These songs are about love, and I love boys,” Troye Sivan, 20, says matter-of-factly to a crowd of shrieking fans at the Hollywood Forever Cemetery. The final chapter of his music video trilogy has just premiered, and with an overarching boy-next-door motif, it chronicles Sivan’s character falling in love with a guy with whom he grew up. All of the classic love-story tropes are there: the passionate make-out sessions, the montage of nostalgic memories. But what viewers (more than 16 million on Vevo) also experience is the shaming, hate and cloud of self-doubt that plague Sivan’s male partner. “I am tired of this place, I hope people change,” Sivan poignantly croons during the first line of “Fools,” the second song of the trilogy.
In a love-wins era of openly gay artists, Sivan’s honesty in the videos and on his first full-length album, Blue Neighbourhood (out Dec. 4 on Capitol), has helped establish him as the voice of a new, more tolerant generation. Sivan grew up online, coming out publicly in a 2013 YouTube video that has been viewed nearly 6 million times. “I don’t want to discount what anyone in the LGBTQ movement has been through,” he says. “But for me, owning up to who I am has made [my sexuality] a nonissue.”
Born in South Africa, the son of a real estate agent and former model, Troye Sivan Mellet moved with his family to Perth, Australia, at age 2. He grew up listening to pop and effortlessly channeling Michael Jackson and Madonna before finding his niche — classical and power ballads by Andrea Bocelli and Celine Dion. “When I was younger, the goal was to make people cry when I sang,” he says with a laugh. “But it wasn’t getting me any cool points with the kids in school.”
As a tween, Sivan’s waifish beauty and self-described “boy soprano” voice won him TV singing appearances and the lead role in a stage production of the musical Oliver!
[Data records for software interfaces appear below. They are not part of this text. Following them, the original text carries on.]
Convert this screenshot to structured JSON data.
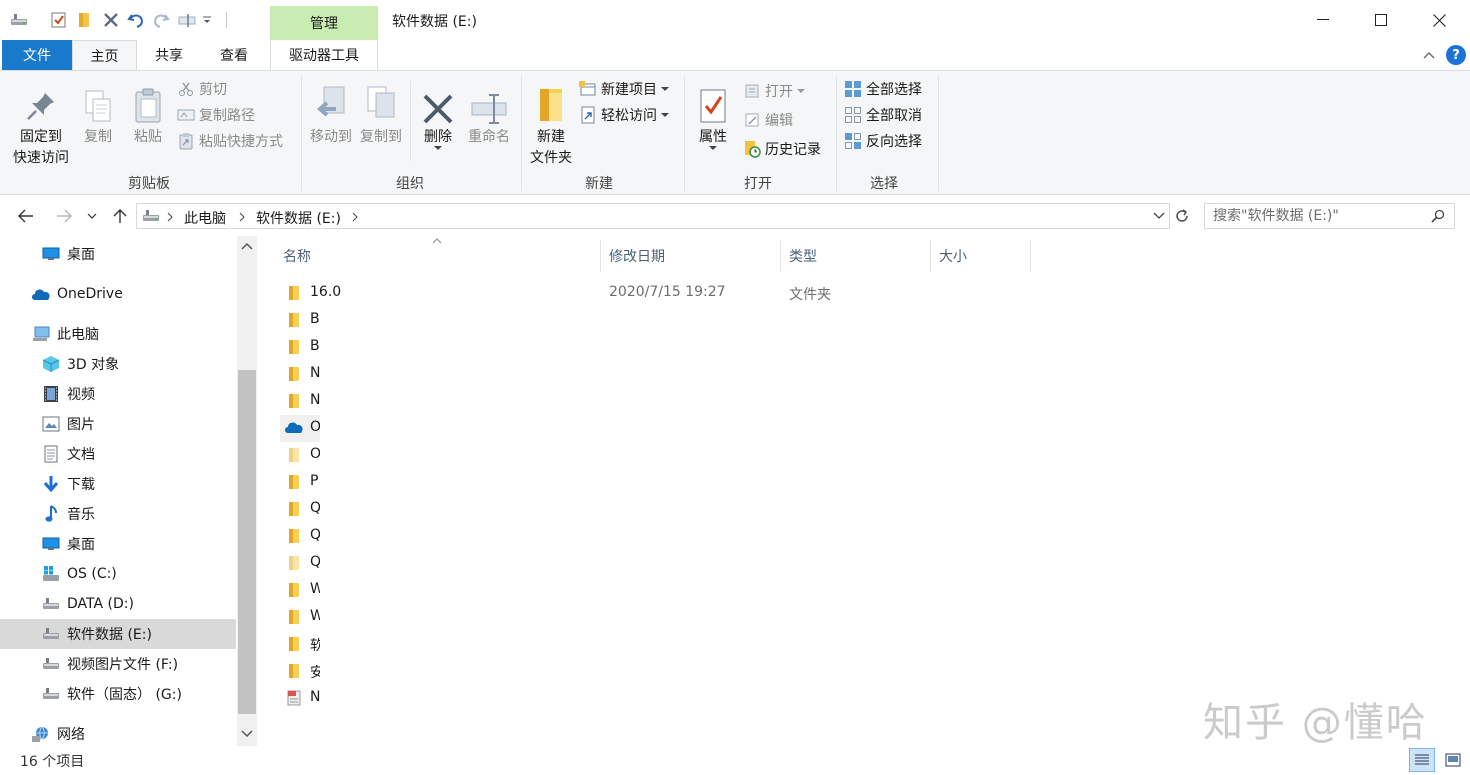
{
  "window": {
    "title": "软件数据 (E:)",
    "context_tab_group": "管理",
    "accent_color": "#1979ca",
    "context_color": "#c8ecb2"
  },
  "tabs": {
    "file": "文件",
    "home": "主页",
    "share": "共享",
    "view": "查看",
    "drive_tools": "驱动器工具"
  },
  "ribbon": {
    "clipboard": {
      "label": "剪贴板",
      "pin_line1": "固定到",
      "pin_line2": "快速访问",
      "copy": "复制",
      "paste": "粘贴",
      "cut": "剪切",
      "copy_path": "复制路径",
      "paste_shortcut": "粘贴快捷方式"
    },
    "organize": {
      "label": "组织",
      "move_to": "移动到",
      "copy_to": "复制到",
      "delete": "删除",
      "rename": "重命名"
    },
    "new": {
      "label": "新建",
      "new_folder_line1": "新建",
      "new_folder_line2": "文件夹",
      "new_item": "新建项目",
      "easy_access": "轻松访问"
    },
    "open": {
      "label": "打开",
      "properties": "属性",
      "open": "打开",
      "edit": "编辑",
      "history": "历史记录"
    },
    "select": {
      "label": "选择",
      "select_all": "全部选择",
      "select_none": "全部取消",
      "invert": "反向选择"
    }
  },
  "address": {
    "crumbs": [
      "此电脑",
      "软件数据 (E:)"
    ],
    "search_placeholder": "搜索\"软件数据 (E:)\""
  },
  "nav": {
    "items": [
      {
        "label": "桌面",
        "icon": "desktop-icon"
      },
      {
        "label": "OneDrive",
        "icon": "onedrive-icon"
      },
      {
        "label": "此电脑",
        "icon": "pc-icon"
      },
      {
        "label": "3D 对象",
        "icon": "3d-objects-icon"
      },
      {
        "label": "视频",
        "icon": "video-icon"
      },
      {
        "label": "图片",
        "icon": "pictures-icon"
      },
      {
        "label": "文档",
        "icon": "documents-icon"
      },
      {
        "label": "下载",
        "icon": "download-icon"
      },
      {
        "label": "音乐",
        "icon": "music-icon"
      },
      {
        "label": "桌面",
        "icon": "desktop-icon"
      },
      {
        "label": "OS (C:)",
        "icon": "windows-drive-icon"
      },
      {
        "label": "DATA (D:)",
        "icon": "drive-icon"
      },
      {
        "label": "软件数据 (E:)",
        "icon": "drive-icon"
      },
      {
        "label": "视频图片文件 (F:)",
        "icon": "drive-icon"
      },
      {
        "label": "软件（固态） (G:)",
        "icon": "drive-icon"
      },
      {
        "label": "网络",
        "icon": "network-icon"
      }
    ]
  },
  "files": {
    "columns": {
      "name": "名称",
      "modified": "修改日期",
      "type": "类型",
      "size": "大小"
    },
    "first_row": {
      "name": "16.0",
      "modified": "2020/7/15 19:27",
      "type": "文件夹"
    },
    "rows": [
      {
        "glyph": "B",
        "icon": "folder-icon"
      },
      {
        "glyph": "B",
        "icon": "folder-icon"
      },
      {
        "glyph": "N",
        "icon": "folder-icon"
      },
      {
        "glyph": "N",
        "icon": "folder-icon"
      },
      {
        "glyph": "O",
        "icon": "onedrive-folder-icon"
      },
      {
        "glyph": "O",
        "icon": "folder-faded-icon"
      },
      {
        "glyph": "P",
        "icon": "folder-icon"
      },
      {
        "glyph": "Q",
        "icon": "folder-icon"
      },
      {
        "glyph": "Q",
        "icon": "folder-icon"
      },
      {
        "glyph": "Q",
        "icon": "folder-faded-icon"
      },
      {
        "glyph": "W",
        "icon": "folder-icon"
      },
      {
        "glyph": "W",
        "icon": "folder-icon"
      },
      {
        "glyph": "软",
        "icon": "folder-icon"
      },
      {
        "glyph": "安",
        "icon": "folder-icon"
      },
      {
        "glyph": "N",
        "icon": "language-file-icon"
      }
    ]
  },
  "status": {
    "count": "16 个项目"
  },
  "watermark": "知乎 @懂哈"
}
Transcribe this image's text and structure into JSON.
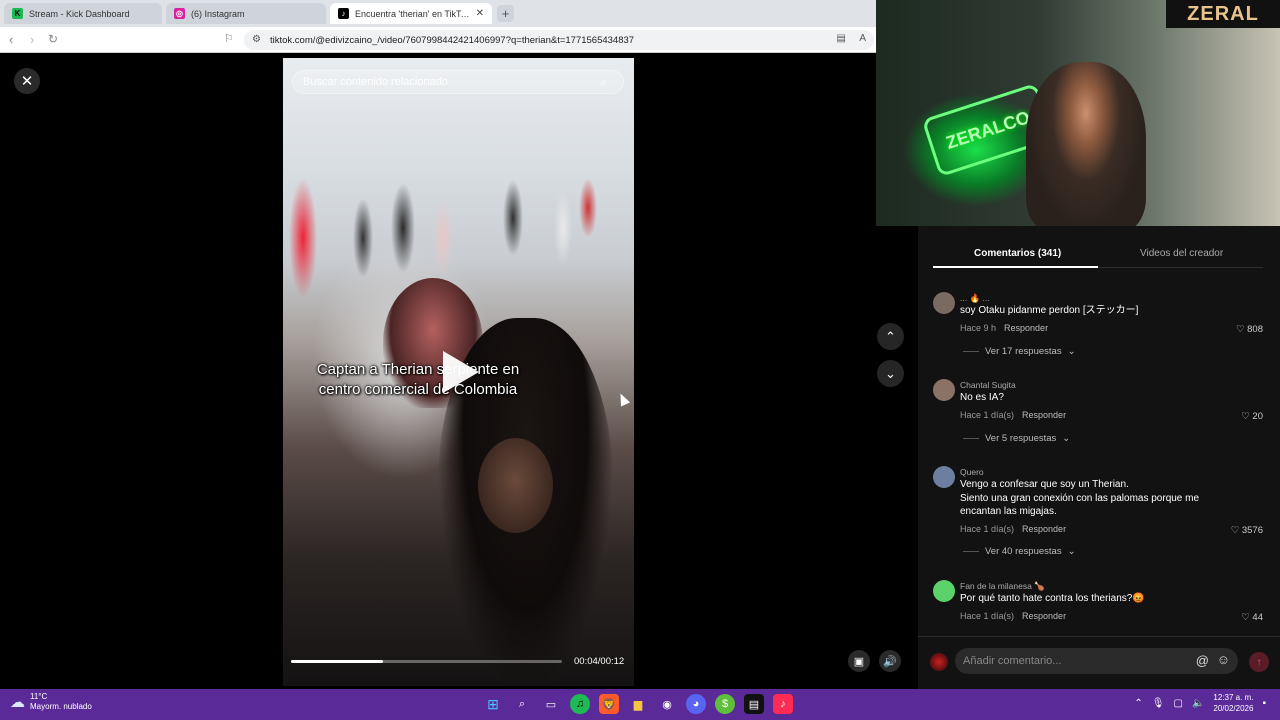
{
  "browser": {
    "tabs": [
      {
        "title": "Stream - Kick Dashboard",
        "favicon": "kick-icon",
        "color": "#1db954",
        "active": false
      },
      {
        "title": "(6) Instagram",
        "favicon": "instagram-icon",
        "color": "#d6249f",
        "active": false
      },
      {
        "title": "Encuentra 'therian' en TikTok | B",
        "favicon": "tiktok-icon",
        "color": "#000000",
        "active": true
      }
    ],
    "new_tab_label": "+",
    "url": "tiktok.com/@edivizcaino_/video/7607998442421406997?q=therian&t=1771565434837"
  },
  "video": {
    "search_placeholder": "Buscar contenido relacionado",
    "caption": "Captan a Therian serpiente en centro comercial de Colombia",
    "progress": 0.34,
    "time": "00:04/00:12"
  },
  "webcam": {
    "brand": "ZERAL",
    "neon_sign": "ZERALCO"
  },
  "comments_panel": {
    "tabs": [
      "Comentarios (341)",
      "Videos del creador"
    ],
    "comments": [
      {
        "user": "... 🔥 ...",
        "text": "soy Otaku pidanme perdon [ステッカー]",
        "time": "Hace 9 h",
        "reply": "Responder",
        "likes": "808",
        "replies": "Ver 17 respuestas",
        "avatar_color": "#7a6a62"
      },
      {
        "user": "Chantal Sugita",
        "text": "No es IA?",
        "time": "Hace 1 día(s)",
        "reply": "Responder",
        "likes": "20",
        "replies": "Ver 5 respuestas",
        "avatar_color": "#8a7266"
      },
      {
        "user": "Quero",
        "text": "Vengo a confesar que soy un Therian.\nSiento una gran conexión con las palomas porque me encantan las migajas.",
        "time": "Hace 1 día(s)",
        "reply": "Responder",
        "likes": "3576",
        "replies": "Ver 40 respuestas",
        "avatar_color": "#6d7fa0"
      },
      {
        "user": "Fan de la milanesa 🍗",
        "text": "Por qué tanto hate contra los therians?😡",
        "time": "Hace 1 día(s)",
        "reply": "Responder",
        "likes": "44",
        "replies": "",
        "avatar_color": "#5bd26a"
      }
    ],
    "composer_placeholder": "Añadir comentario..."
  },
  "taskbar": {
    "temperature": "11°C",
    "weather_desc": "Mayorm. nublado",
    "time": "12:37 a. m.",
    "date": "20/02/2026"
  }
}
That, combined with his early YouTube singing videos, helped him land the role of the young superhero in 2009’s X-Men Origins: Wolverine.
But early adolescence was a challenge: After Sivan’s bar mitzvah his voice broke, and he stopped singing for a couple of years. “I liked to lie in bed listening to sad music by Sade, Eva Cassidy, Amy Winehouse and Billie Holiday,” he says of a time when he felt hyper-aware that his sexuality made him different.
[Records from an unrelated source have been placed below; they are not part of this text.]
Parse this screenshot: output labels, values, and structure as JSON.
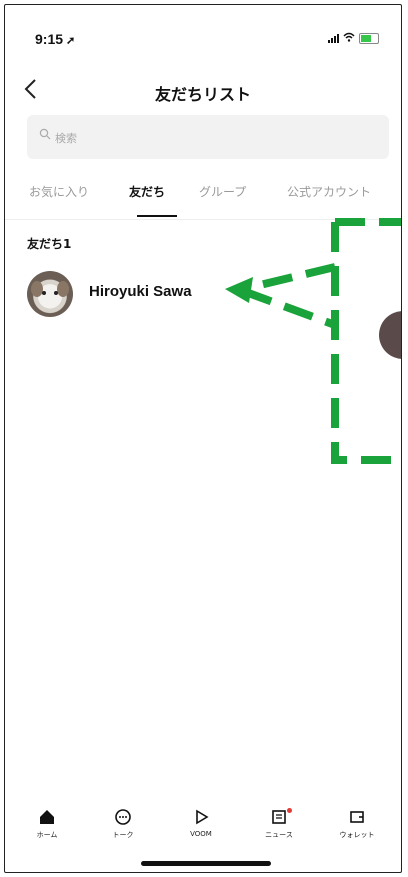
{
  "status_bar": {
    "time": "9:15",
    "location_arrow": "location-arrow-icon"
  },
  "header": {
    "title": "友だちリスト",
    "back_icon": "chevron-left-icon"
  },
  "search": {
    "placeholder": "検索"
  },
  "tabs": [
    {
      "label": "お気に入り",
      "active": false
    },
    {
      "label": "友だち",
      "active": true
    },
    {
      "label": "グループ",
      "active": false
    },
    {
      "label": "公式アカウント",
      "active": false
    }
  ],
  "section": {
    "label": "友だち1"
  },
  "friends": [
    {
      "name": "Hiroyuki Sawa",
      "avatar": "dog-photo"
    }
  ],
  "bottom_nav": [
    {
      "label": "ホーム",
      "icon": "home-icon"
    },
    {
      "label": "トーク",
      "icon": "chat-icon"
    },
    {
      "label": "VOOM",
      "icon": "play-icon"
    },
    {
      "label": "ニュース",
      "icon": "news-icon",
      "badge": true
    },
    {
      "label": "ウォレット",
      "icon": "wallet-icon"
    }
  ],
  "annotation": {
    "color": "#1aa33a"
  }
}
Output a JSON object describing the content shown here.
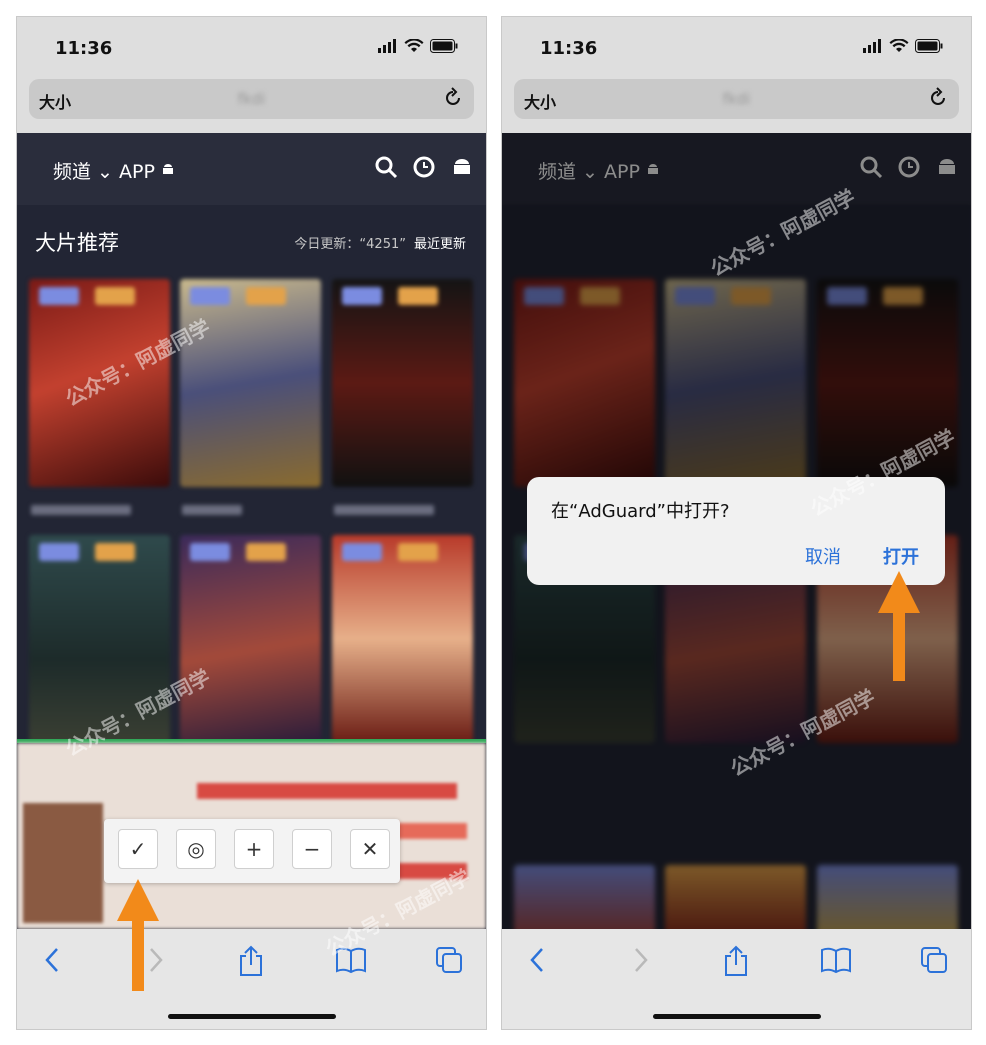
{
  "status": {
    "time": "11:36"
  },
  "browser": {
    "text_size_label": "大小",
    "url": "fkdi"
  },
  "site": {
    "channel_label": "频道 ⌄ APP",
    "section_title": "大片推荐",
    "today_update": "今日更新：“4251”",
    "latest_update": "最近更新"
  },
  "adguard_toolbar": {
    "buttons": [
      {
        "name": "confirm",
        "glyph": "✓"
      },
      {
        "name": "preview",
        "glyph": "◎"
      },
      {
        "name": "expand",
        "glyph": "+"
      },
      {
        "name": "shrink",
        "glyph": "−"
      },
      {
        "name": "close",
        "glyph": "✕"
      }
    ]
  },
  "dialog": {
    "title": "在“AdGuard”中打开?",
    "cancel": "取消",
    "open": "打开"
  },
  "watermark": {
    "text": "公众号：阿虚同学"
  },
  "colors": {
    "page_bg": "#222534",
    "header_bg": "#2a2d3c",
    "dialog_button": "#2c72d9",
    "arrow": "#f28a1a",
    "ios_blue": "#2c72d9"
  }
}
At 15, when he had memorized every word to Nicki Minaj’s Pink Friday, Sivan also found an anthem of sorts in Miley Cyrus’ “My Heart Beats for Love,” which, he recalls, “she wrote for her gay best friend.” Around that time he came out to family and friends, who were accepting, and dove back into a variety of music — from Adele to Lady Gaga to Kanye West — then signed with EMI Australia on his 18th birthday.
With a fan army of 3.7 million Twitter followers and the third-most-subscribed YouTube channel in Australia — besting countrymen 5 Seconds of Summer and Iggy Azalea — it’s clear young fans both gay and straight “identify with Troye’s coming-of-age process and his fearless vulnerability and idealism,” says Arjun Pulijal, senior director of marketing at Capitol Music Group.
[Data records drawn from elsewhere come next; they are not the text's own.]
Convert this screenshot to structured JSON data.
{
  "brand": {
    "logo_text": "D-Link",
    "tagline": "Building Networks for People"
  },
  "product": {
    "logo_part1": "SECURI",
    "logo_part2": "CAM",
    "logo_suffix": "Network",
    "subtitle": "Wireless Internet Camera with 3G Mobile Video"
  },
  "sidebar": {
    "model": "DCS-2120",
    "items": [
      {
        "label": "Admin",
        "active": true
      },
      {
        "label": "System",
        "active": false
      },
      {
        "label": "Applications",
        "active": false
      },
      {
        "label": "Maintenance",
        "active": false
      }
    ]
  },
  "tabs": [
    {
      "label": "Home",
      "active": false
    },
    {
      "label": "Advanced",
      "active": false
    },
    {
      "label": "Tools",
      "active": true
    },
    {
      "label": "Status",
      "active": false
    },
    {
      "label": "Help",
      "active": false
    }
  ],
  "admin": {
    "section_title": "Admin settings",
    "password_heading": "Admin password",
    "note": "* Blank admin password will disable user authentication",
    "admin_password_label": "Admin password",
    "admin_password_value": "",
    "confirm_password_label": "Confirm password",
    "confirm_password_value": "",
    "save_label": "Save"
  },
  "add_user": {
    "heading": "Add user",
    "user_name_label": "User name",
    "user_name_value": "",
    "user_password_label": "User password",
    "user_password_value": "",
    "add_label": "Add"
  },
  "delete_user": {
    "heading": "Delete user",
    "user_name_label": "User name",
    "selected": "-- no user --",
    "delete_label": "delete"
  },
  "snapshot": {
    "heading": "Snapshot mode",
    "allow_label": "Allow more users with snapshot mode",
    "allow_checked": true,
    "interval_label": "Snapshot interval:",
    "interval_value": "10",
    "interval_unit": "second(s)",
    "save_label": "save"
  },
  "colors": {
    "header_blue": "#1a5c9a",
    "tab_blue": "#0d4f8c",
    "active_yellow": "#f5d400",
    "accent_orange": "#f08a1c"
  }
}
His YouTube channel showcases a variety of videos, from a charmingly educational “How to Have Sex. Safely!” segment to Sivan candidly answering fan questions. Collaborator Jack Antonoff (Fun, Bleachers) is quick to note, however, that “with or without his presence online, Troye is a one-in-a-million artist” — a sentiment echoed through glowing Instagram and Twitter shout-outs from stars like Sam Smith, Adele and Taylor Swift.
Sivan’s first major-label EP, TRXYE, released in 2014, and this September’s Wild, both debuted at No. 5 on the Billboard 200. Their songs plant Sivan firmly in the moody, yet melodic dark-pop genre alongside contemporaries like Lorde, Frank Ocean, Broods and musician Alex Hope, who co-wrote and produced several tracks on Blue Neighbourhood.
Among his many admirers is Saint Laurent creative director Hedi Slimane, who photographed Sivan — a fan of oversize sweaters, denim shirts, rolled jeans and colored socks — and put the 5-foot-8-inch whippet-thin singer in his Paris runway show. “I used to watch Australia’s Next Top Model in secret,” says Sivan, glancing down at the stark white polish he painted onto his fingernails. “I was scared that fashion was a gay thing. But once you come out, every day you have to push the boundaries a little bit. You have to live unapologetically.”